They might also gain a competitive business advantage over Linux
in the support arena, too. For the most part, consumer-level
Windows has a huge third-party ecosystem of support, so that
Microsoft doesn’t have to lift a finger to handle customer calls.
If I am a Windows user and have a Dell machine, when it crashes
Windows, I wouldn’t call Microsoft about it, I’d call the 1-800
line for Dell. Or eMachines. Or whomever.

But the Linux distributions don’t have this ecosystem yet. If I
paid for, say, Xandros and it hiccuped, I would not call Dell. I’d
call Xandros. They would have to pay to have someone on the other
end of the phone line when I call.

Now, that’s what Microsoft hopes will happen. And, if
caught unawares, Linux companies might reel from the initial impact
for a while. Here’s what I think would happen as regards
to Linux.

While a free Vista would look attractive to many, let’s keep in
mind that this is still Windows. Which is unstable. Which is
unsafe. Users, when faced with that reality, will soon come to the
conclusion “hey, I didn’t pay anything for this new Windows, but I
am still having problems. Then there’s this Linux over here, and
it’s stable and safe and just as free. Hmmm…”

One of the unspoken advantages Windows has had in the minds of
those lacking in the clue department was the impression that a
“free” OS like Linux somehow implied that it was lower-quality.
That erroneous assumption will go out the window (pardon the pun)
and people will see that quality has nothing to do with
price–which is what we’ve been trying to tell them all along.

When price is out of the equation, people start looking a
quality much more closely. Remember the almost-killed Netscape
browser I mentioned earlier? It’s coming back with a vengance, in
the form of Firefox, Thunderbird, and Sunbird–all born from the
old Netscape APIs. Internet Explorer, it seems, is still playing
catch-up.

Microsoft’s biggest problem is that it still thinks that if they
build a product with enough features, then customers will buy it
and stick with it forever. And, admittedly, that has worked for
them for a long time, because people didn’t know any better. If
they released a free Vista, this theory would still hold true in
their minds: Office would be made more attractive, they would
reason, not only because of its cool features, but also because of
a newly free Vista, the only OS on which you could use Office
(because I don’t think OS X would have an Office version for long
after Vista).

But they are missing a big customer attitude shift that has
cropped up in recent years.

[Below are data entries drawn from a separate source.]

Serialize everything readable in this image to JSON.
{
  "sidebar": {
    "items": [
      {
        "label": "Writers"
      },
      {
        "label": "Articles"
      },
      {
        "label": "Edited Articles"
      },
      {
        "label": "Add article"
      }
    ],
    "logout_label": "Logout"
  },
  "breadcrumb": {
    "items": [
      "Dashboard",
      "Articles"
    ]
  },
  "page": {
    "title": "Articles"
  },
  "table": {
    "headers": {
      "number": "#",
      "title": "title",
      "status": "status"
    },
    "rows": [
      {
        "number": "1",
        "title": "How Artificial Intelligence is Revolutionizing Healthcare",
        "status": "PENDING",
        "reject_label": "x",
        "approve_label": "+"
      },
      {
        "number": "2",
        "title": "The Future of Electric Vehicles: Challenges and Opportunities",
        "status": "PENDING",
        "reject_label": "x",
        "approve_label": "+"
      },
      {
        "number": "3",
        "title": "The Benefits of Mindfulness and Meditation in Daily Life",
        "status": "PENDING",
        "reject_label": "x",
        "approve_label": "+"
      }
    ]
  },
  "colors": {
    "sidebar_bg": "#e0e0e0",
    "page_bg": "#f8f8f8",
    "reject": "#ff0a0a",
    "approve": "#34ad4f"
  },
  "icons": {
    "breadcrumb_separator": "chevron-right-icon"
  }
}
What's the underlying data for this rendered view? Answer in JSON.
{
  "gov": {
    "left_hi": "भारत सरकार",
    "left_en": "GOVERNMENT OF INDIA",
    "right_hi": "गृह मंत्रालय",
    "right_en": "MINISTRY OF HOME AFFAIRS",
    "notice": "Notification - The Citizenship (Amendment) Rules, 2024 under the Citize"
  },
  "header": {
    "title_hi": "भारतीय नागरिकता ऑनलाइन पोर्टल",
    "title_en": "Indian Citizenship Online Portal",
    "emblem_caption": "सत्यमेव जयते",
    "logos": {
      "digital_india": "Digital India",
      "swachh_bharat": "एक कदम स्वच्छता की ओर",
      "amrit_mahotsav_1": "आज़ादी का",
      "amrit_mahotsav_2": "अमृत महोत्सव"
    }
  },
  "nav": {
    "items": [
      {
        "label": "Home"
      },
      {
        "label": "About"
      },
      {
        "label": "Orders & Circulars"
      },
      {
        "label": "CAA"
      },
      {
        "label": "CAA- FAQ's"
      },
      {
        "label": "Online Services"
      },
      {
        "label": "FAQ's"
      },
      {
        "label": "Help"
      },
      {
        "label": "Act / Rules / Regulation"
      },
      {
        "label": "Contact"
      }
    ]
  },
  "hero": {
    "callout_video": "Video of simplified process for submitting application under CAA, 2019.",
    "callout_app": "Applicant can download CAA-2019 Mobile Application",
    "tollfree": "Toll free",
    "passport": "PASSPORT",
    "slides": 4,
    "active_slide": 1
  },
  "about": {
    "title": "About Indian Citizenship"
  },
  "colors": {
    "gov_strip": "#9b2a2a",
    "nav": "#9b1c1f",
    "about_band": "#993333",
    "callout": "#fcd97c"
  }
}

Users don’t want to be told how to
compute. They don’t want to be limited in sharing their
information. They want choices; they want IT to function on
business rules, not the other way around; they want to access their
data until one minute before infinity.

Even with a free-as-in-beer Vista, eventually people would
realize (again) that they simply do not have these options. Linux
is about choices and open development. OpenOffice is about open
standards.

Customers want to be in control and ownership of their IT apps
and data. And no amount of freebies from Microsoft will change
that.